__TASK OBJECTIVE__. Pictures are to be left out, but please repeat each record exactly.

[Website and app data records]
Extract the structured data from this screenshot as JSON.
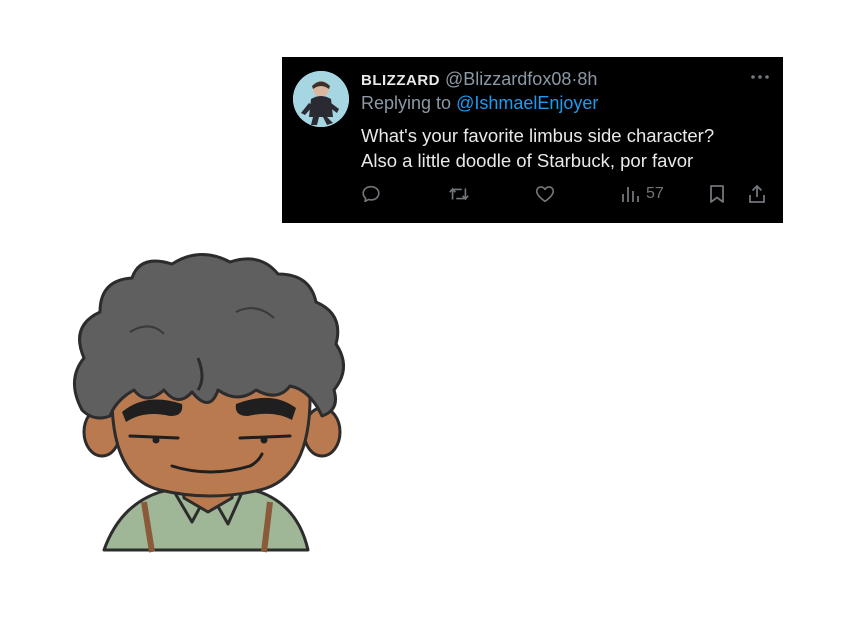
{
  "tweet": {
    "display_name": "BLIZZARD",
    "handle": "@Blizzardfox08",
    "separator": "·",
    "time": "8h",
    "replying_prefix": "Replying to",
    "replying_to": "@IshmaelEnjoyer",
    "text_line1": "What's your favorite limbus side character?",
    "text_line2": "Also a little doodle of Starbuck, por favor",
    "views": "57"
  },
  "icons": {
    "more": "more-dots-icon",
    "reply": "reply-bubble-icon",
    "retweet": "retweet-icon",
    "like": "heart-icon",
    "views": "views-bar-chart-icon",
    "bookmark": "bookmark-icon",
    "share": "share-upload-icon"
  },
  "colors": {
    "card_background": "#000000",
    "primary_text": "#e7e9ea",
    "secondary_text": "#8b98a5",
    "mention": "#1d9bf0",
    "icon": "#71767b",
    "skin": "#b97a4f",
    "hair": "#5f5f5f",
    "shirt": "#9fb797"
  },
  "drawing": {
    "subject": "doodle-portrait"
  }
}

__SOLUTION TO THIS PROBLEM__.
Extract the structured data from this screenshot as JSON.
{
  "tweet": {
    "display_name": "BLIZZARD",
    "handle": "@Blizzardfox08",
    "separator": "·",
    "time": "8h",
    "replying_prefix": "Replying to",
    "replying_to": "@IshmaelEnjoyer",
    "text_line1": "What's your favorite limbus side character?",
    "text_line2": "Also a little doodle of Starbuck, por favor",
    "views": "57"
  },
  "icons": {
    "more": "more-dots-icon",
    "reply": "reply-bubble-icon",
    "retweet": "retweet-icon",
    "like": "heart-icon",
    "views": "views-bar-chart-icon",
    "bookmark": "bookmark-icon",
    "share": "share-upload-icon"
  },
  "colors": {
    "card_background": "#000000",
    "primary_text": "#e7e9ea",
    "secondary_text": "#8b98a5",
    "mention": "#1d9bf0",
    "icon": "#71767b",
    "skin": "#b97a4f",
    "hair": "#5f5f5f",
    "shirt": "#9fb797"
  },
  "drawing": {
    "subject": "doodle-portrait"
  }
}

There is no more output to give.